Termination Option or Option Period

July 15, 2020

In my last post I explained the Earnest Money deposit and this week I want to explain the Termination Option and fee that accompanies it.  

So you’ve found the perfect house and your offer has been accepted, YAY!!!  Your agent has told you that he/she will need two checks from you.  One made payable to the title company for your earnest money and the second to be made payable to the seller of the home for option fee, but what is it exactly?

When you purchase a home, it’s always a good idea to have a home inspection.  This is very important and needs to be done immediately.  Your inspection period is at the beginning of your contract period and is part of the contract.  You are offering the seller of the home a nominal fee to take their house off the market for you so that you may have your future home inspected.  

The fee is not set nor are the days allowed for the option period, but your agent will advise you on the best practice for this part of the contract.  I recommend that you offer in the ballpark of .001% of the offer price of the home for the option fee.  An example of this would be $300 on a $300,000 contract.  

I also recommend that you keep your option period days down to 5 if at all possible.  This is for a couple reasons. For one, if you keep it short, it shows the seller that you mean serious business.  You should have no problem finding a home inspector to get it done in that amount of time so that you can get your report and determine what repairs, if any, you want to ask for.  

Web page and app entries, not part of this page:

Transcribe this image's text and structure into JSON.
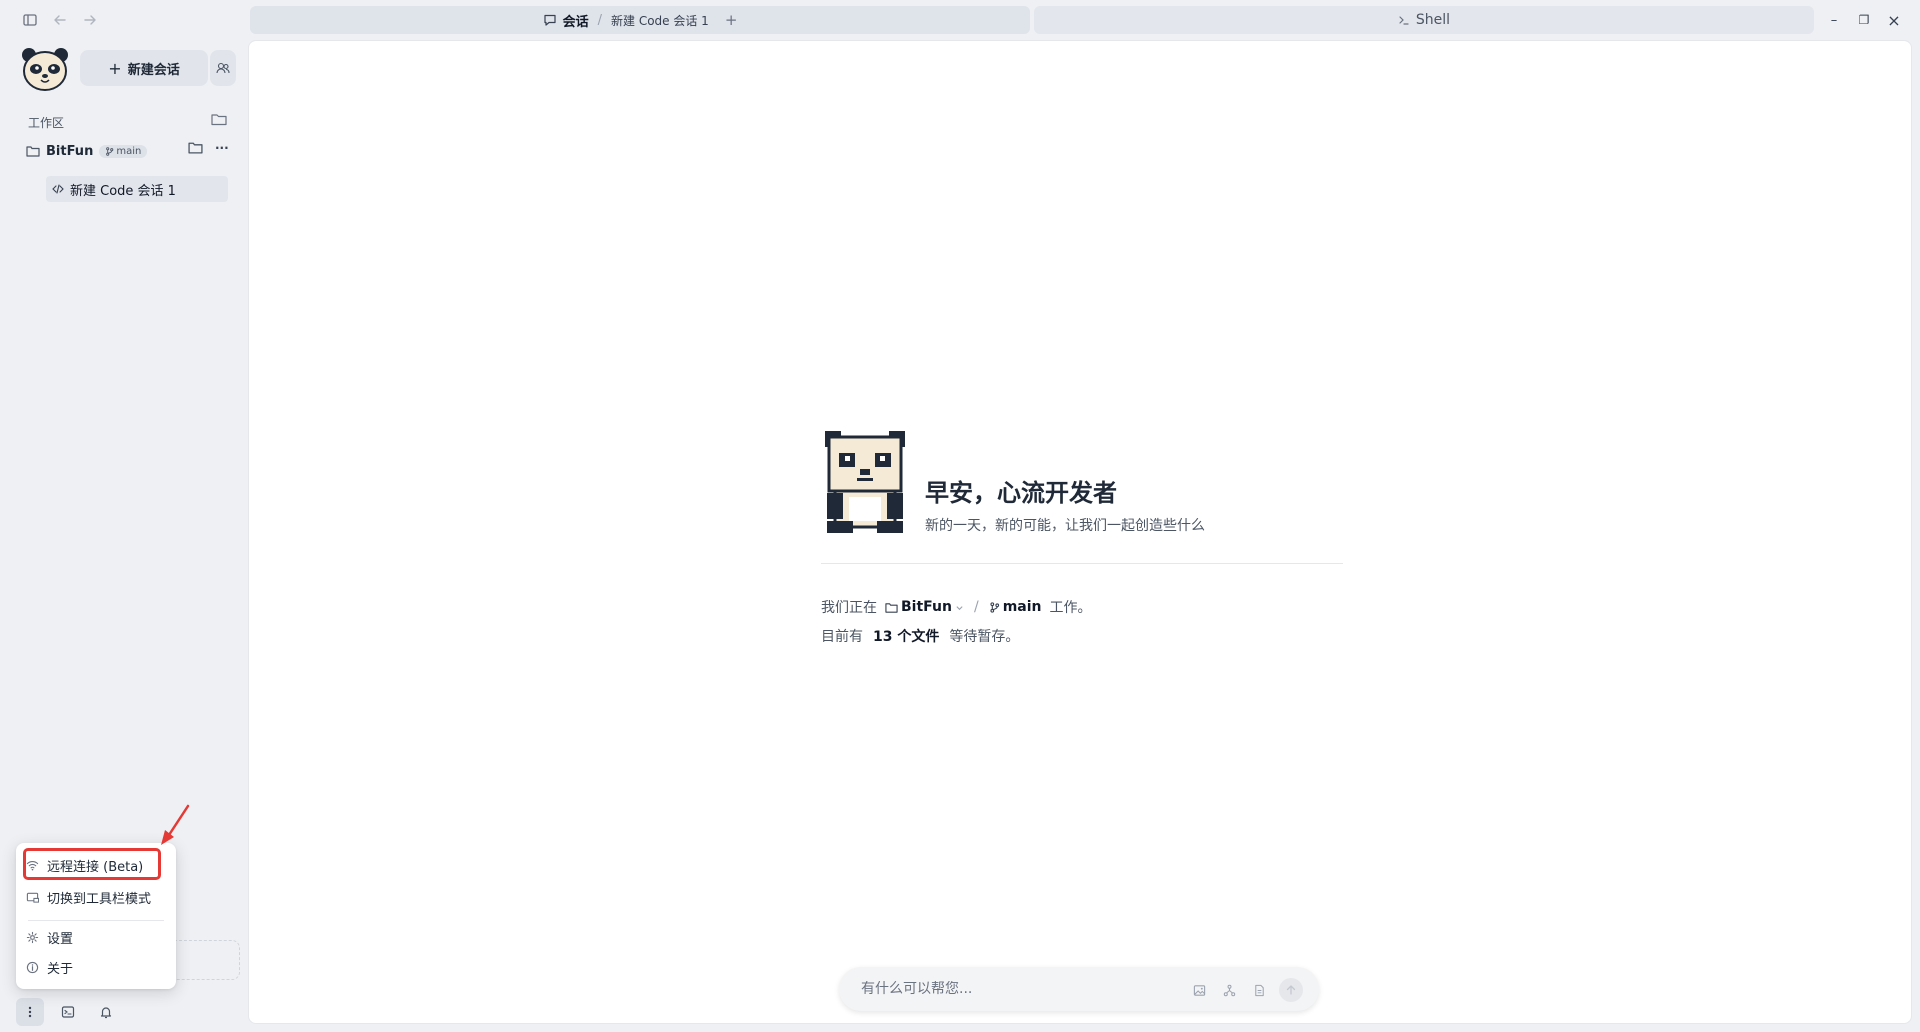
{
  "titlebar": {
    "chat_tab": {
      "section_label": "会话",
      "separator": "/",
      "session_label": "新建 Code 会话 1",
      "add_symbol": "+"
    },
    "shell_tab": {
      "label": "Shell"
    },
    "window_controls": {
      "minimize": "–",
      "restore": "❐",
      "close": "×"
    }
  },
  "sidebar": {
    "new_chat_label": "新建会话",
    "workspace_label": "工作区",
    "project": {
      "name": "BitFun",
      "branch": "main",
      "more": "···"
    },
    "sessions": [
      {
        "label": "新建 Code 会话 1"
      }
    ]
  },
  "menu": {
    "items": [
      {
        "label": "远程连接 (Beta)",
        "icon": "wifi-icon"
      },
      {
        "label": "切换到工具栏模式",
        "icon": "toolbar-icon"
      },
      {
        "label": "设置",
        "icon": "gear-icon"
      },
      {
        "label": "关于",
        "icon": "info-icon"
      }
    ]
  },
  "main": {
    "greeting": "早安，心流开发者",
    "subtitle": "新的一天，新的可能，让我们一起创造些什么",
    "status": {
      "working_prefix": "我们正在",
      "project": "BitFun",
      "separator": "/",
      "branch": "main",
      "working_suffix": "工作。",
      "files_prefix": "目前有",
      "files_count": "13 个文件",
      "files_suffix": "等待暂存。"
    },
    "chat_input": {
      "placeholder": "有什么可以帮您..."
    }
  },
  "colors": {
    "accent_red": "#e53935",
    "sidebar_bg": "#eef0f4",
    "main_bg": "#ffffff"
  }
}
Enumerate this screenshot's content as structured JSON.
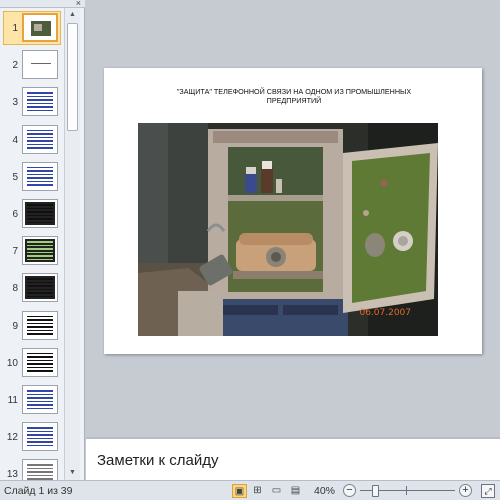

The second reason for the short option period is so your lender can order the appraisal as soon as possible.  Sometimes when a home inspection is done, the buyer might change their mind about buying the home, so it doesn’t make sense to pay for the appraisal if you change your mind. 

It’s very few and far between that I have a contract termination in the option period over an inspection and repair negotiations, but it does happen and that’s the purpose of the termination option.  So you’ve had the inspection and most everything was fine, but there are items that you and your agent feel need to be taken care of by the seller.  Your agent will submit a repair amendment asking for these items.  Should you and the seller not agree on repairs, or should you decide to walk away without asking for repairs, as long as you are within the timeline of the contract, you can terminate and get your earnest money deposit back, walk away with your only money out of pocket being the option fee and the cost of the home inspection.

The option fee is not refundable.  Again, this is your offering to the seller to take their house off the market for you to do your due diligence.  If the contract does close, this fee will be credited back to you towards your cash to close, just like your earnest money deposit.

If you do not follow the timeline in this paragraph of the contract and terminate after the option period, you will not be able to get your earnest money back.  TIME IS OF THE ESSENCE!!  

So let’s say you have the 5 days, your inspector gets your inspection done on day 1 or 2, but you are trying to negotiate these repairs with the seller and the seller wants more time to think it over.  You can do an amendment to the contract to extend your option period if all parties agree.  

This paragraph is to protect you, the buyer, and should be utilized!  

Musical Pairing: The Money Pit, “The Heart Is So Willing” ~ Stephen Bishop